The subway sign image above are from the Noorda Design Studio

The image from “A View From The Bridge” is by Sara Krulwich for The New York Times

The image of the Espresso machine is from Casa Bugatti


About Richard Shear

designer, husband, teacher, blogger, father, athlete, author, historian Richard has over 25 years of brand identity and package design experience, with a wide range of clients such as Ahold, Coca-Cola, Hasbro, IBM, Johnson & Johnson, Pernod Ricard and Procter & Gamble. He began his career working with the legendary advertising art director, and AIGA Medalist, George Lois and the British design manager Clive Chajet. In his next design management position at Lippincott & Margulies, he worked with Walter Margulies learning the complex skills of global corporate identity. He then became Creative Director and Partner at Peterson & Blyth, one of the premier brand identity and package design firms of the time. He is a founding faculty member of the Masters in Branding Program at New York’s School of Visual Arts. He publishes the blog The Package Unseen, and has been a guest lecturer at colleges including FIT, Trinity College and Tyler School of Art. He is a graduate of the Tyler School of Art at Temple University. Richard is a Board member of the AIGA MetroNorth Chapter, past President of AIGA‘s Brand Design Association, President of the Package Design Council and a member of its Board of Directors. He is a member of USA Cycling and US Rowing, a nationally ranked masters bicycle racer, and a member of The Saugatuck Rowing Club, the 2010 Masters Club National Champion.
This entry was posted in Design Criticism, Design Practice and tagged , , , , . Bookmark the permalink.

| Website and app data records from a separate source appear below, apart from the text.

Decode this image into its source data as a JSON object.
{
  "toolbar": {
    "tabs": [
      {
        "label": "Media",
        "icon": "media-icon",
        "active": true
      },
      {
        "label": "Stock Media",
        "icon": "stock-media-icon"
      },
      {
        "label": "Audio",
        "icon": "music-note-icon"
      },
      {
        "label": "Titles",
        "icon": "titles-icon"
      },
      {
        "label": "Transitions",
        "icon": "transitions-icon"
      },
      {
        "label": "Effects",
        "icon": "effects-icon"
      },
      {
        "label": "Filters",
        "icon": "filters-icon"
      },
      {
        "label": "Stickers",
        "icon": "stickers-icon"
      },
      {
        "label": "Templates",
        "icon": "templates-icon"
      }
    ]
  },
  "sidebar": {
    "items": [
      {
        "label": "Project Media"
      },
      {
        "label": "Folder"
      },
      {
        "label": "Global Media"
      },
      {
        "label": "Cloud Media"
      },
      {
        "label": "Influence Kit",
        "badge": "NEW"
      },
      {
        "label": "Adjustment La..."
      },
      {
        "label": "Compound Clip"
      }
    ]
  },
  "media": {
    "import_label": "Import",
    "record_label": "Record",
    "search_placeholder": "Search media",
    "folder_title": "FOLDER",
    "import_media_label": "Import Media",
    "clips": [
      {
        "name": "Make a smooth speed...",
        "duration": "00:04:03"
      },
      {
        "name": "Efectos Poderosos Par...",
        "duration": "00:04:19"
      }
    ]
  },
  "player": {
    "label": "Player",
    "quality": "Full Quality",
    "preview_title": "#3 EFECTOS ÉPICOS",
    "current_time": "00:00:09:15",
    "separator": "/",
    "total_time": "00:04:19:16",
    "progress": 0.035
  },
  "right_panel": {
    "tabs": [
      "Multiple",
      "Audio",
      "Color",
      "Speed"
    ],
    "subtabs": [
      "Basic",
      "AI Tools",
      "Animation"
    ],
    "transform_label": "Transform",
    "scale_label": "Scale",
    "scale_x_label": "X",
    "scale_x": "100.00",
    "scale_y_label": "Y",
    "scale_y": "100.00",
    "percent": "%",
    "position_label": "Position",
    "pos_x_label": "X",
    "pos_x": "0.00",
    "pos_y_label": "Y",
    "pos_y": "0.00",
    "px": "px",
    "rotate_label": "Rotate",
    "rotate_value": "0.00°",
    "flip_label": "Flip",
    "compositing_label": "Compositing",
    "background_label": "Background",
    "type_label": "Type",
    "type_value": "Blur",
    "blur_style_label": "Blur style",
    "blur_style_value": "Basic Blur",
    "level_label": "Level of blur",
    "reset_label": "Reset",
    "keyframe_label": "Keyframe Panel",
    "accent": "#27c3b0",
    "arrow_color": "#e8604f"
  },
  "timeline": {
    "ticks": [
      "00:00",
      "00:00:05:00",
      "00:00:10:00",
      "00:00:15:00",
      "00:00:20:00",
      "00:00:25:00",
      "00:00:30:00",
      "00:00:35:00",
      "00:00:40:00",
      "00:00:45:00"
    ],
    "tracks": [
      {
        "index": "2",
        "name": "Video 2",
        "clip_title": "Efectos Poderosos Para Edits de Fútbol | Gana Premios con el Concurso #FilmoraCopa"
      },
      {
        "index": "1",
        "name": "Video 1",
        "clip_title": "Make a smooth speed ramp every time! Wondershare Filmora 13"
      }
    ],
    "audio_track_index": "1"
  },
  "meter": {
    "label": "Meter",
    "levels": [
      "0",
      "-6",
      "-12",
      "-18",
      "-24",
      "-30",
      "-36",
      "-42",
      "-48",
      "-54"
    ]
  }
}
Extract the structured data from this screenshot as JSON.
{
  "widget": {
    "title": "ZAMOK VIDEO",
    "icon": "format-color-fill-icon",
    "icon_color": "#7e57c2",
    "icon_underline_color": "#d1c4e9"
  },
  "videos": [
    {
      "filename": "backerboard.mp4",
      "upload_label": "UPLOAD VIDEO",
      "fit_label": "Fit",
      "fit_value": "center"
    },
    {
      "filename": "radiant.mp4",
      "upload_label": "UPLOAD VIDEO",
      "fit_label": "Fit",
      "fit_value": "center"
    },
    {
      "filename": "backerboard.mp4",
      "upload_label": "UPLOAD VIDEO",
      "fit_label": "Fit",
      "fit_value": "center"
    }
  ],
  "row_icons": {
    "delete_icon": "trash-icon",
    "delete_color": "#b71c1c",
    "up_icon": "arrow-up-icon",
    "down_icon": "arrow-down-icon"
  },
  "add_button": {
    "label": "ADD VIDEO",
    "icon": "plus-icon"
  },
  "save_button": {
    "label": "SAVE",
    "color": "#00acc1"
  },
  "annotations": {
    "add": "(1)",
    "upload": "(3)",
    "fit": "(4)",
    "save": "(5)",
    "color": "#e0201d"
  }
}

Leave a Reply

Fill in your details below or click an icon to log in: Logo

You are commenting using your account. Log Out /  Change )

Google+ photo

You are commenting using your Google+ account. Log Out /  Change )

Twitter picture

You are commenting using your Twitter account. Log Out /  Change )

Facebook photo

You are commenting using your Facebook account. Log Out /  Change )


Connecting to %s